Many individuals can experience pain and/or discomfort with sexual activity. There are several contributing factors including pelvic floor muscle weakness or shortening, pudendal neuralgia, skin lesions, decreased blood flow, joint (pelvic bones, coccyx, sacrum, lumbar spine) dysfunction, hormonal changes, and fear due to pain experienced during previous sexual activity.
Physical therapy treatment can treat sexual dysfunction through muscle re-education, neural mobilizations, joint mobilizations, soft tissue mobilization for improved blood flow, and therapeutic exercises. At Beyond Basics Physical Therapy, we believe in multi-disciplinary treatment and refer our patients to doctors specializing in pelvic floor pain associated with intercourse, if needed.
The pelvic veins are susceptible to chronic dilatation, which results in venostasis (the blood accumulates in the veins and pools), resulting in venous congestion of the pelvic veins. Signs and symptoms of pelvic congestion include chronic pelvic pain, dyspareunia, urinary frequency and urgency, infertility, erectile dysfunction, and possibly back and leg pain. Patients may complain of a dull ache which is aggravated by physical activity (especially with standing).
Abnormal enlargement of the testicular veins. Due to an obstruction or defective valve, blood does not drain out and stagnates inside the testicular veins with resultant dilatation. Varicoceles are more common in the left testicle than the right are usually asymptomatic. If present, symptoms may include pain in the scrotum, feeling of heaviness in the testicle, infertility, atrophy of the testicle, and/or visible or palpable enlarged vein.
The pudendal nerve originates from the sacral plexus (S2-S4). It has both sensory and motor fibers. The sensory pudendal nerve branches into 3 smaller nerves: the inferior rectal nerve, the perineal nerve (which supplies the perineum, vagina, scrotum, labia, and urethra), and the dorsal nerve of the clitoris or penis. The motor branch of the nerve supplies the external anal sphincter, sphincter muscles of the bladder, and the muscles of the pelvic floor.
Irritation of the pudendal nerve often referred to as pudendal neuralgia, may result in sensory changes in any or all areas it supplies and spasms and pain in the muscles it innervates. A common site for pudendal nerve irritation is at Alcock's Canal and/or at the obturator internus muscle. The sensory symptoms could manifest as itching, burning, tingling, cold sensations, and pain. The sensory symptoms may extend into the groin, abdomen, legs, and buttocks.

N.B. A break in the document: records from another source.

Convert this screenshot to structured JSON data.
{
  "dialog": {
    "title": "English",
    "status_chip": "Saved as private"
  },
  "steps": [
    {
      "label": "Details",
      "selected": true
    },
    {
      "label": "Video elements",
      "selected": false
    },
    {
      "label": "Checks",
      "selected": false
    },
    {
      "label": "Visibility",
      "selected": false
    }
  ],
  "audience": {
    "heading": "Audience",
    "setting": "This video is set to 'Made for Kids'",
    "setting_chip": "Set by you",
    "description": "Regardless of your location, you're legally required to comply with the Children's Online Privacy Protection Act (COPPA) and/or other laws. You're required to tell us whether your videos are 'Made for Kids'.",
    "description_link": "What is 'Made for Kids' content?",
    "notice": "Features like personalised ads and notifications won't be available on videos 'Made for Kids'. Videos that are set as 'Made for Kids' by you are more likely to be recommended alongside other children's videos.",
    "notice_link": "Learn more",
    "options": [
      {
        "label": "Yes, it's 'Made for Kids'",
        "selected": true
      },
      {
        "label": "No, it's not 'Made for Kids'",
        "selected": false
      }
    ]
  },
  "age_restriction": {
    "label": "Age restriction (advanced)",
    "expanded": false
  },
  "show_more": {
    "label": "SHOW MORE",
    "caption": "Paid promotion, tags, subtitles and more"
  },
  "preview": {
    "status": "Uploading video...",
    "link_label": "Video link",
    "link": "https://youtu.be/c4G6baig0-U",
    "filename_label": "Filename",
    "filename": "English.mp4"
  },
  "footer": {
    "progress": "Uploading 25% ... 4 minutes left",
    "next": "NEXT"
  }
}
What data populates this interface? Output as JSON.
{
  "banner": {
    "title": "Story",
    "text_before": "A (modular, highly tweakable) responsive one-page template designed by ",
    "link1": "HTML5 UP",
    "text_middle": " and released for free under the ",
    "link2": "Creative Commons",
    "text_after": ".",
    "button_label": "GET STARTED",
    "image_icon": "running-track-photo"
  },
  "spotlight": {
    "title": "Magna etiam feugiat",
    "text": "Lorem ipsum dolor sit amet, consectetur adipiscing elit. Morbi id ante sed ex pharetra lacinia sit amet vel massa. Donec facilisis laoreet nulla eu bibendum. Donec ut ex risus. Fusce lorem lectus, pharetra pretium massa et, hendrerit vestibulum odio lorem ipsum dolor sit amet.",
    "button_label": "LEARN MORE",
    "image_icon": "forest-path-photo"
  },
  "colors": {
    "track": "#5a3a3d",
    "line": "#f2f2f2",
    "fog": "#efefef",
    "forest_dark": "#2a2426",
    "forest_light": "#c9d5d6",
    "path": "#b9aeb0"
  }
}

Pudendal neuralgia can occur in both sexes. Signs and symptoms may include the following, but they may vary between individuals:
Physical Therapy can help with any pain during sexual activity due to tightened, contracting, or non-relaxing pelvic floor and/or abdominal muscles.
Pain with initial penetration, deep penetration, thrusting, and lack of lubrication; may be due to superficial scarring, adhesions, skin irritation, or muscle tenderness.
A medical condition where tissue similar to the endometrium (lining of the uterus), is found outside the uterus, typically within the abdominal cavity. Typical places this tissue can be found is in scars (c-sec, laparoscopy), on the bladder, ovaries, Fallopian tubes, bowel, intestines, colon, appendix, and rectum. Rarely, it is found inside the vagina, inside the bladder, or on the skin. There is not any known cause of endometriosis, however, it is believed that estrogen exacerbates the condition and regulation of estrogen production is one of the medical options for endometriosis treatment.
The chief complaint with a diagnosis of endometriosis is a dysmenorrheal/pelvic pain, which is often debilitating. Other symptoms include dyspareunia, fatigue, painful urination, painful bowel movements, and other gastrointestinal problems such as bloating and abdominal cramps. The gold standard for diagnosis of endometriosis is biopsy with laparoscopic surgery.
Inflammatory, auto-immune, pruritic skin lesions; scarring and adhesions may lead to narrowing of the vagina.
Chronic skin eruption diagnosed with biopsy; lesions associated with itching and burning and painful intercourse.
An infection of the reproductive organs which can result in scar tissue formation or pelvic adhesions. PID can occur following a sexually transmitted disease, especially chlamydia and gonorrhea. PID may result in chronic pelvic pain, infertility, ectopic pregnancy, and abscess formation.
Symptoms of PID include lower abdominal pain, fever, painful intercourse, painful urination, foul smelling vaginal discharge, irregular menstrual bleeding, and pain in the right upper abdomen.
Physical therapy can help to break down scar tissue, once the infection has resolved, and aid in increased mobility of reproductive connective tissue. This, in turn, may decrease pelvic pain and help with infertility issues.
Inability to penetrate the vagina due to muscle spasm.
Severe pain at the vestibule of the vagina that can be constant or occur with touch; erythema in vestibule and Bartholin gland openings.
Chronic vulvar discomfort; characterized by burning, irritation, rawness, and inability to have penetration without pain